What is the Aorta? What are Aortic Aneurysms?

The aorta is the body’s main artery, the pipeline that carries oxygen-rich blood from the heart. It travels from the heart down to the lower abdomen, where it divides into smaller blood vessels.

Certain conditions can weaken the wall of the aorta. The most common of these are:

  • Hypertension (high blood pressure)
  • Atherosclerosis (hardening of the arteries)
  • Obesity
  • Smoking or using stimulant drugs (cocaine and amphetamines)

An aneurysm can form in the weakened aortic wall. This appears as a small bulge in the wall of the aorta, which can slowly expand. Because the bulging area is stretched thinner than the normal aortic wall, it can rupture. This can cause massive internal bleeding and death.
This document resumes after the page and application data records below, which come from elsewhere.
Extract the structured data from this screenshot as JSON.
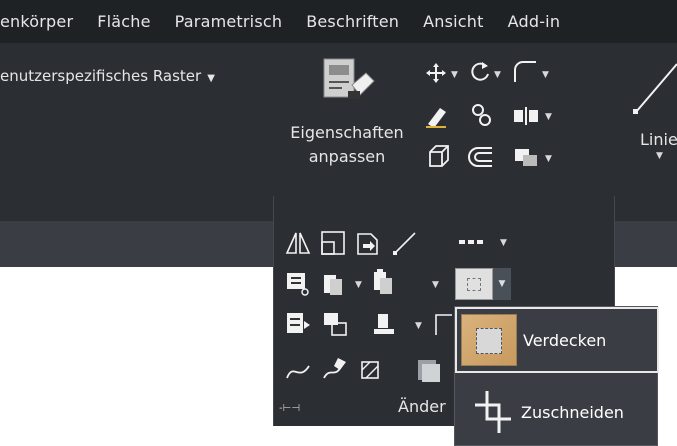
{
  "tabs": [
    "enkörper",
    "Fläche",
    "Parametrisch",
    "Beschriften",
    "Ansicht",
    "Add-in"
  ],
  "ribbon": {
    "raster_label": "enutzerspezifisches Raster",
    "big_button_label_line1": "Eigenschaften",
    "big_button_label_line2": "anpassen",
    "linie_label": "Linie"
  },
  "panel": {
    "label": "Änder"
  },
  "flyout": {
    "item1": "Verdecken",
    "item2": "Zuschneiden"
  },
  "icons": {
    "move": "move-icon",
    "rotate": "rotate-icon",
    "fillet": "fillet-icon",
    "mirror": "mirror-icon",
    "copy": "copy-icon",
    "array": "array-icon"
  },
  "colors": {
    "tabbar": "#1f2225",
    "ribbon": "#2b2e32",
    "strip": "#3a3e44",
    "text": "#e6e6e6"
  }
}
What are the symptoms of an aneurysm?

Most aortic aneurysms do not cause any feelings or symptoms until they begin to expand rapidly or rupture. Therefore, most aneurysms are discovered on exams or tests done for other reasons (like an X-ray, ultrasound or CT scan).

An expanding aneurysm causes symptoms of abdomen, back, flank or groin pain, which may come and go at first, or become constant. In the case of a typical ruptured aneurysm, there is sudden abdominal, back or groin pain. Weakness, dizziness and loss of consciousness follow as blood pressure drops and a shock state occurs. This is a fatal condition unless immediate surgery is performed.

Rarely, a blood clot (thick lump of blood) can form inside of an aortic aneurysm with no symptoms. A piece of the clot can break off and pass to smaller blood vessels in the intestines or legs. That causes pain and loss of blood flow to that part.

How are aneurysms treated?

Small aneurysms rarely rupture and can be safely treated with medicines to lower blood pressure and reduce stress on the aortic wall. Routine ultrasound or CT scans can determine if the aneurysm is growing. Larger aneurysms will require surgery.

Surgical treatment involves removing the section of aorta with the aneurysm and replacing it with an aortic graft (artificial blood vessel). A newer alternative to surgery, which can be used in certain cases, involves the placement of a stent (tubular wire mesh) inside the aorta to support the wall and reduce stress on the aneurysm.